LONDON – Prince Charles has spoken out about his personal efforts to combat the climate crisis, which include pumping wine and cheese byproducts into his Aston Martin and installing solar panels at his royal residence, Clarence House.
Speaking to the BBC about his carbon footprint ahead of a U.N. climate summit later this month, the heir to Britain’s throne said that the vehicle, which he has owned for more than 50 years, runs on “surplus English white wine and whey from the cheese process.”
The royal’s car has been converted so that it runs on a biofuel known as E85 – which is blended from 85% bioethanol and 15% unleaded petrol.
While this means the fuel is more sustainable, there are disadvantages to using the substitute, which is made from biomass such as sugar, wheat or maize. Vehicle engines need to be modified to be powered by the substance and the need for biofuel crops means greater demands on forest land.
“On a large scale biofuels do more harm than good, driving deforestation and land use change that worsens the climate crisis,” Greg Archer, a director at a European clean transport group, told The Guardian.
Archer warned motorists not to mistake the future king’s method as “a serious solution to decarbonise vehicles.”
The prince has spent decades campaigning for a more sustainable future and earlier this year appealed to world leaders to come together to help fight the crisis.
“Let us join forces and waste no more time,” he urged during January’s One Planet Summit.
In the interview with the BBC, Charles said that action to combat the climate emergency was taking “too long,” adding that he understood the frustration felt by young people because “they see their future being totally destroyed.”
“I totally understand the frustration,” he said. “The difficulty is how do you direct that frustration in a way that is more constructive rather than destructive.”
In recent weeks, protesters from activist group “Insulate Britain” have blocked key roads across the nation, leading to widespread chaos and angry confrontations. The group is demanding the government insulates all social housing by 2025.
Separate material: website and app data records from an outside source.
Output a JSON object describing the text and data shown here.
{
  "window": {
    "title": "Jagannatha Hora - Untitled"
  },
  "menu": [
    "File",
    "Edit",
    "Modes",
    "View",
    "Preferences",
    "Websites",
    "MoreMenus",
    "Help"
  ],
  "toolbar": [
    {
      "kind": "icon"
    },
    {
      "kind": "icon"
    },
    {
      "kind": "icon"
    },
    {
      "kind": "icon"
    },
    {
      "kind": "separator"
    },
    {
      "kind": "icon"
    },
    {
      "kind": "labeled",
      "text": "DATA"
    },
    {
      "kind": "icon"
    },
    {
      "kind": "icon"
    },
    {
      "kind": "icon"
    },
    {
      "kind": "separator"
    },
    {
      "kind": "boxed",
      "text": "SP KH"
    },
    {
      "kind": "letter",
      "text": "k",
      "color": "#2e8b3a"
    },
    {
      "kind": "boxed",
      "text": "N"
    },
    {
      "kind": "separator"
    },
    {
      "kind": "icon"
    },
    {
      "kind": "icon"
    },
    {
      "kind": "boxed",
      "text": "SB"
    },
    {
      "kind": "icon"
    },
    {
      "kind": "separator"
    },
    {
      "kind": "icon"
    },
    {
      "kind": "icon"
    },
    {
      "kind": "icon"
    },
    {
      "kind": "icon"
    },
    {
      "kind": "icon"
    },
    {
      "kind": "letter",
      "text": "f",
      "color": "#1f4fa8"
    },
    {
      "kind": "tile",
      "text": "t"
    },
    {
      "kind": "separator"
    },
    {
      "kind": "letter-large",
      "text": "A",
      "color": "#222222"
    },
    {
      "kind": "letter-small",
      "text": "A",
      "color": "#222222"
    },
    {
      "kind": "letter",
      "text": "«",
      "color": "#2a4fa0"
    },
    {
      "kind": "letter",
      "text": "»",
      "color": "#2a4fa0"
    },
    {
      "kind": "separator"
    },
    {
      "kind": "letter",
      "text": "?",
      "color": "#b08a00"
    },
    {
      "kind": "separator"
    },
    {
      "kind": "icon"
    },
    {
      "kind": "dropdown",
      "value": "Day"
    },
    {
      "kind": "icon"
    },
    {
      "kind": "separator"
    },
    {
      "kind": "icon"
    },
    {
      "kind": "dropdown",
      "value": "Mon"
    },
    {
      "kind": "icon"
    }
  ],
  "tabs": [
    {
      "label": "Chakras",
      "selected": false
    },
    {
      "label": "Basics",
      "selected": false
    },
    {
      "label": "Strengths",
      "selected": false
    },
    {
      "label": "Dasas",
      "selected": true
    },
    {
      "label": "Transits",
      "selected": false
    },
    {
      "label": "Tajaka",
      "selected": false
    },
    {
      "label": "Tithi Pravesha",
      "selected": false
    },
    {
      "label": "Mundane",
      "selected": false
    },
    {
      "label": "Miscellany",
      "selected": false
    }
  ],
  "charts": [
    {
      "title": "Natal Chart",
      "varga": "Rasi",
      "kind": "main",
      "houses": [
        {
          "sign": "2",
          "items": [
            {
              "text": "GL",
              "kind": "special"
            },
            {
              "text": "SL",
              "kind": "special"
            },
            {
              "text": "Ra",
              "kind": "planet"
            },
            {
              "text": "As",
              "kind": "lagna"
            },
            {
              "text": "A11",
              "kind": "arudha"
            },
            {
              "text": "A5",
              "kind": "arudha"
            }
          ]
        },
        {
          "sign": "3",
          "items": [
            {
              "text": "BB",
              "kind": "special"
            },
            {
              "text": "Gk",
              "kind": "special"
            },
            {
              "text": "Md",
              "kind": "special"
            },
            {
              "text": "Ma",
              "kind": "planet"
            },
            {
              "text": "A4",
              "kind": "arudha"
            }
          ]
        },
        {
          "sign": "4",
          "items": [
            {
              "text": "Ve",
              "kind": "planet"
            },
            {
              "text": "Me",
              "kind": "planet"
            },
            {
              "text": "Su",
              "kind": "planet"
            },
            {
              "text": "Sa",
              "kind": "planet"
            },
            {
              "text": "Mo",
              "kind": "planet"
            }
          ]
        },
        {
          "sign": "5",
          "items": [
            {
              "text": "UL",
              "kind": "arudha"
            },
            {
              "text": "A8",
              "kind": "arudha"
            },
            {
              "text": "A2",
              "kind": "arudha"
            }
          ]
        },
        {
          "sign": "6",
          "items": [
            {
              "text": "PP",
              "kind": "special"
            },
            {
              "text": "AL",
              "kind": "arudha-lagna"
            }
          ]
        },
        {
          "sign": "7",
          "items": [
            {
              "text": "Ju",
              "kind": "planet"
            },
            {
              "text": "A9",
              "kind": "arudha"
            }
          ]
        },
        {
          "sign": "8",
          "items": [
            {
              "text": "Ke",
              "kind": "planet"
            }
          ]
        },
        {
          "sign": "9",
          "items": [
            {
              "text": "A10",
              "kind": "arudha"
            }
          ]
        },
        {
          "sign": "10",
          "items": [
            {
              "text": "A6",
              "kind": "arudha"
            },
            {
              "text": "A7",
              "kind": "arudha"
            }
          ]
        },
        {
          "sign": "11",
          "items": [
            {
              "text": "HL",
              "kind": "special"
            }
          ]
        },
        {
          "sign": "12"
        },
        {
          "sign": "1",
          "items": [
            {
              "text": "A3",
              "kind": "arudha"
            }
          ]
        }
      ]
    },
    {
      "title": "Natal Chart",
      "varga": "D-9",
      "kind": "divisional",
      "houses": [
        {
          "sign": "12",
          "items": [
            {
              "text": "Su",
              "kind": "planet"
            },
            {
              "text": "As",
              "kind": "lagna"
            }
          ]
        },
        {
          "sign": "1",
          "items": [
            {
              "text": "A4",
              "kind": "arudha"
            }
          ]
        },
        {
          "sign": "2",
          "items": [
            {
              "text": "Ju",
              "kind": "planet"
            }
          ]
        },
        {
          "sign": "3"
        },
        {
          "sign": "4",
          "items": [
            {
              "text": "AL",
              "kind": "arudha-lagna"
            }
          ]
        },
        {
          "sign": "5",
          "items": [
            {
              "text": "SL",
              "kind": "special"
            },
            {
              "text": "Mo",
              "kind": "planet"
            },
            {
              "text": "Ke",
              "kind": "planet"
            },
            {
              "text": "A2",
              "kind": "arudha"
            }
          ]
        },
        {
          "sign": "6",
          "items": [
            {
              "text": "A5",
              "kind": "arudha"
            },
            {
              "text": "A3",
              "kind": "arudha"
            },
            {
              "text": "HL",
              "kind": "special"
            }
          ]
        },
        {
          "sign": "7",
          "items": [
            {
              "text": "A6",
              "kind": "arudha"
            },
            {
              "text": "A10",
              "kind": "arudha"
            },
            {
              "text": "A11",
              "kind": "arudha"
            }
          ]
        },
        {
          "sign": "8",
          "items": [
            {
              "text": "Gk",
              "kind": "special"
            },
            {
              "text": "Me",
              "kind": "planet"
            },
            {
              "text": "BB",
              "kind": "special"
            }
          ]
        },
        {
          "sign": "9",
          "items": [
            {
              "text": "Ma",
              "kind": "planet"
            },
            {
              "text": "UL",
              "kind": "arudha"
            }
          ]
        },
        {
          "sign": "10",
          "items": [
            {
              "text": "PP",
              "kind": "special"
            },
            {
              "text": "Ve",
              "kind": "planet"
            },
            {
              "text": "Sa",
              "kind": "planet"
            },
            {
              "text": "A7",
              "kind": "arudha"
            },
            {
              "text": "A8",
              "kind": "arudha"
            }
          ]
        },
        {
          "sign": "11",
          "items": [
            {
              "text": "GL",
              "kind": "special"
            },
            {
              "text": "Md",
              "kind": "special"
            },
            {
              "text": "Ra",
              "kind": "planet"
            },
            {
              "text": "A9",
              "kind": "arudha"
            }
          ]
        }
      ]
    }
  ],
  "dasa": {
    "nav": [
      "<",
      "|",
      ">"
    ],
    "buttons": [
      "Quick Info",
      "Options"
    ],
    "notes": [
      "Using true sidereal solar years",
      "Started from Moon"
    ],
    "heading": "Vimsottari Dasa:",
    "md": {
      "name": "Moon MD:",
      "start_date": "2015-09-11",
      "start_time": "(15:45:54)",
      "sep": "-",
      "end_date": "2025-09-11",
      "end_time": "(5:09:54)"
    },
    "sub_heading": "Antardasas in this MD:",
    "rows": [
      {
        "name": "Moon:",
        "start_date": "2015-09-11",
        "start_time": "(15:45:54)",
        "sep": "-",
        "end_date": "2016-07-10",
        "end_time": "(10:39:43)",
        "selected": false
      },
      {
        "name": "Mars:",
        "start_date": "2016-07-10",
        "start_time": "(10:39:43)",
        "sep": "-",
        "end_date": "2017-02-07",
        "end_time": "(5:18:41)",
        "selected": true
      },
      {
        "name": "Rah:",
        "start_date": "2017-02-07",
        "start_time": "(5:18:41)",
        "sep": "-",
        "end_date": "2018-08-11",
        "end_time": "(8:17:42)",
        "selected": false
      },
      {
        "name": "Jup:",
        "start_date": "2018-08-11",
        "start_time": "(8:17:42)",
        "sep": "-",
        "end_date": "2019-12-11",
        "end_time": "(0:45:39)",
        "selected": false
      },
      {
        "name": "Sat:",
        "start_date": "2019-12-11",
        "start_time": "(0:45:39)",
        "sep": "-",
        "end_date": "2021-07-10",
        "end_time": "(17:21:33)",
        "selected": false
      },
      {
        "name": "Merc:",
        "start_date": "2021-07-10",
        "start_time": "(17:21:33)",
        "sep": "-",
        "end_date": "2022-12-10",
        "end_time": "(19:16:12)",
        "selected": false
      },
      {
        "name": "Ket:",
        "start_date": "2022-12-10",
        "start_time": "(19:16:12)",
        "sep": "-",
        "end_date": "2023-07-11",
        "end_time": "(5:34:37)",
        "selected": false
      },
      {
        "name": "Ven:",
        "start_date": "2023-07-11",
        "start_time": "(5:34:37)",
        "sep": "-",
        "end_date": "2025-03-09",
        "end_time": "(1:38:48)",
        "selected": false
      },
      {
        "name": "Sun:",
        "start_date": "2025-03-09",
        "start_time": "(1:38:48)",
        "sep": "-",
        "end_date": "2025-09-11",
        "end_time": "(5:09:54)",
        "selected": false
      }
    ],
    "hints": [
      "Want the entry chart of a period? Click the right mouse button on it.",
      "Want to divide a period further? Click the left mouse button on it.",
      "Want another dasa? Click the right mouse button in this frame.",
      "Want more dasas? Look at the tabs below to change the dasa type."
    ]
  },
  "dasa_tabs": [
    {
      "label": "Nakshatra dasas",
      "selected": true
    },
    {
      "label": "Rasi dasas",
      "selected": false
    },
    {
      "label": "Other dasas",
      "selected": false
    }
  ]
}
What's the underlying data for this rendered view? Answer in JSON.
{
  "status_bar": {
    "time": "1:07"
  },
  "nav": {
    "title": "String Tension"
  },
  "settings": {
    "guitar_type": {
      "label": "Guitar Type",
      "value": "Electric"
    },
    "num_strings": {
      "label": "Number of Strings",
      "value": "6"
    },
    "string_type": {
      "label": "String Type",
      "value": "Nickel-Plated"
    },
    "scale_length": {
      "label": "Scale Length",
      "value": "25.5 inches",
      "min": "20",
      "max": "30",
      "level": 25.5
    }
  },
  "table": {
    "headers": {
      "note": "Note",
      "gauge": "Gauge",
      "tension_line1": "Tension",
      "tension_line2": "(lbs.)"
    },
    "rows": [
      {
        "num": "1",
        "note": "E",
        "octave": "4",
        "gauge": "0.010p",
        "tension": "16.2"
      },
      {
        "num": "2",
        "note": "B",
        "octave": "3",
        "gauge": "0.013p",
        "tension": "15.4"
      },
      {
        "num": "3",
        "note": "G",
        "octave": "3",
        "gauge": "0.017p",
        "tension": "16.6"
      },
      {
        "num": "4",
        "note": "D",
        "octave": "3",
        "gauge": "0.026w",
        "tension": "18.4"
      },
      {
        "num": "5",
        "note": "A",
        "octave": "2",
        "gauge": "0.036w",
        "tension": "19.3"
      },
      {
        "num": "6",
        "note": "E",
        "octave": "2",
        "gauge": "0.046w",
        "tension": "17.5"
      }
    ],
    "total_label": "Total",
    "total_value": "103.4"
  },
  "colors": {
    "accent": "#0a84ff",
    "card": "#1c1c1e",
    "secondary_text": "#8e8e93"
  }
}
Separately, activist Greta Thunberg blasted the world’s “so-called leaders” during an impassioned speech at Italy’s Youth4Climate summit last month, accusing politicians of failing to act amid the climate emergency and describing their promises as decades of “blah blah blah.”
Charles seemed to agree with Thunberg that there was a lot of chatter among officials and not enough concrete action.
“They just talk,” he told the BBC. “The problem is trying to get action on the ground.”
The U.N. climate summit, known as COP26, will be held in Glasgow, Scotland from the end of this month until Nov. 12. The conference will host leaders, scientists and campaigners as they review the goals of the Paris agreement and work to protect communities impacted by climate change.
Officials in attendance are expected to present 2030 emission reduction targets, which include curtailing deforestation and working to phase out coal.
During the interview, the prince and camera crew strolled through lush green gardens of the royal Balmoral estate, a space he has dedicated to his first grandson Prince George.
He said other steps he had taken to reduce his carbon footprint included not eating dairy products once a week and using electric vehicles.
On social media, responses to the prince’s admissions were mixed, with some noting that the royal family frequently traveled by private helicopter, flights which aviation experts say use 10-20 times more carbon emissions than regular flights.
Last year, Clarence House was forced to defend the prince after he flew 125 miles on a private aircraft to make a speech about lowering aircraft emissions. The Daily Mirror reported that the entire journey – which included a stop over to see the Queen – cost at 12,000 pounds ($16,300) and caused carbon emissions of around 2.5 tons.
“The prince is not personally involved in decisions around his transportation arrangements, though he ensures all carbon emissions are offset every year,” a spokesperson said at the time.
Others on social media joked they felt a deep connection to the dairy and alcohol fueled car.
“I must be an old Aston Martin, as I run on exactly the same,” wrote one Twitter user.